After high school, the most dangerous place for the common nerd is the workplace. Or is it?
It really all depends on the workplace in question. An investment office full of ambitious, privileged, pretty people might not be a safe haven for a dumpy, balding man with a moderate case of Aspergers. But he might be revered as a guru at the comic shop.
Or he might get fired for sexually harassing “the girl” who works there.
But extreme situations aside, many people feel the need to hide their nerdy inclinations from their colleagues. And it’s too bad since they might find out there’s a fellow Trekkie two cubicles down if they weren’t afraid of ridicule around the water-cooler.
And it’s no wonder people are afraid. Whenever coworkers find out I like Star Trek and sci-fi they always say something to the effect of, “Really? I didn’t think you would be into that kind of thing!” with barely disguised disdain. I find it amusing but someone less at ease with their own nerdiness may feel the need to cry away the shame in a bathroom stall.
Also amusing is when they think they’re being reassuring and supportive by saying, “But you’re not a… a nerd.”
I usually just say, “Yeah, I am kind of,” and refrain from pointing out they’re a big nerd too. Probably bigger than me. Like closeted gays who rattle off homophobic epithets to protect themselves from their own desires, the biggest offenders of workplace nerd-bashing are closeted nerds. Another reason the Nerd Pride movement is so important.
They even make sitcoms about nerds facing discrimination in the workplace.
By and large, Mandi and I have been lucky. We’ve both worked exclusively in nerd-friendly environments. Mandi worked at a Nerd Store (comics, role-playing games, magic supplies—as in actual stage magic, not the card game) and historical reenactment Fort, and I’ve worked at video stores and record stores before moving on to the uber-geeky environment of mid-level government offices.

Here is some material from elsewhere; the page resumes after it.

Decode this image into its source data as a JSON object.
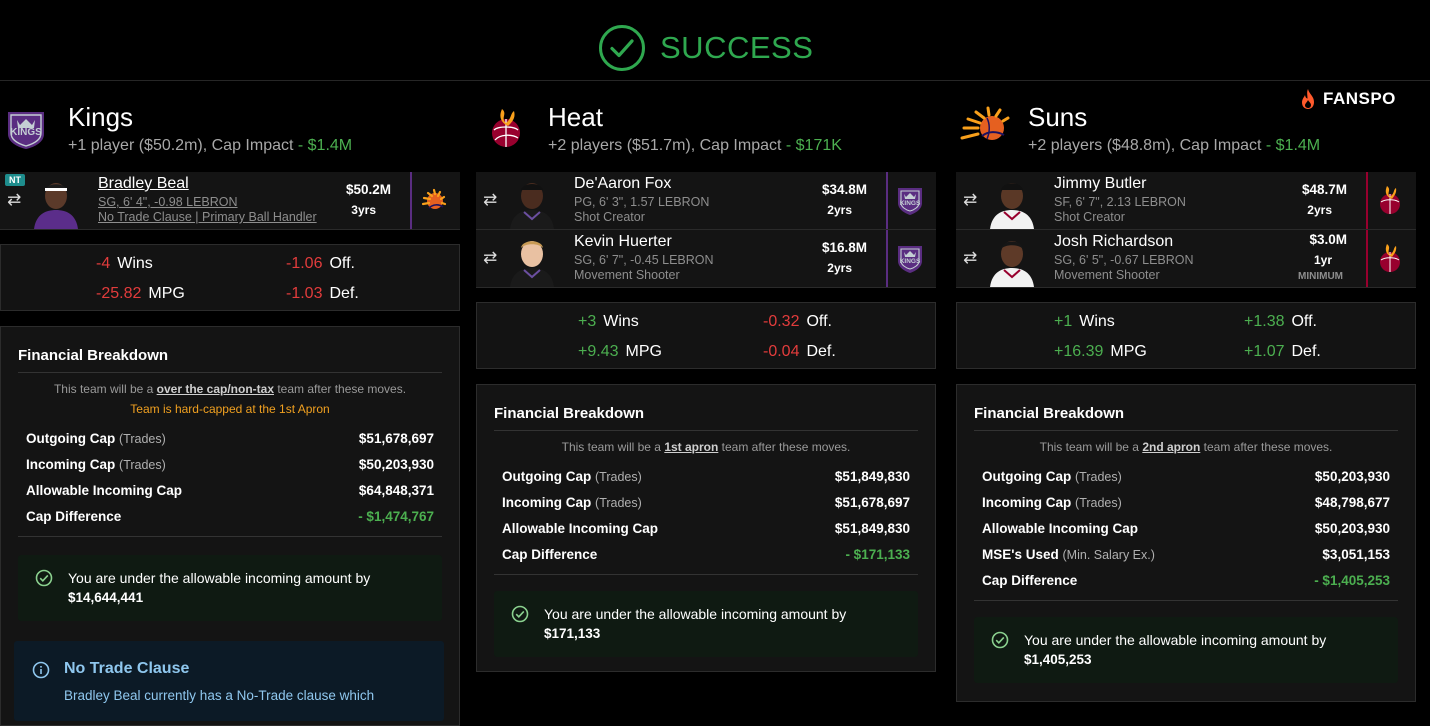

Record stores may seem like hot-beds of cool from the outside, but you’ll never find a more wretched hive of nerds and geekery. Sure, the odd coolie-woolie comes in looking for the hippest new record by the hippest new band from Brooklyn, but the regulars are guys looking for first-pressings of ’70s prog bands or Japanese pressings of Deep Purple records with the obi intact.
I ask you who’s nerdier: A guy looking for a specific Spiderman comic or a dude looking for a specific bluegrass 78 from the 1930s? I’ve seen both and let me tell you, anyone looking for 78s is beyond hope.
So the other side of the counter is pretty much the safest place for a nerd to work. I’ve also seen nerds’ social statuses skyrocket as soon as they became record store employees. It’s a sad statement on society and the sheep-like nature of human beings, but it’s a fact. Record stores turn nerds from pumpkins into princesses. Too bad they really are going to be a thing of the past in about five to ten years.
Nerd-bashing certainly can be a danger in the workplace, we’ve just never experienced it. But normies should take note and watch this classic study on what can result from workplace nerd abuse. Be careful who you marginalize.
LINK: We reference a Karen who bought actress Suzie Plakson‘s vulcan ears. And we say some stuff about that. You can read about that HERE for context.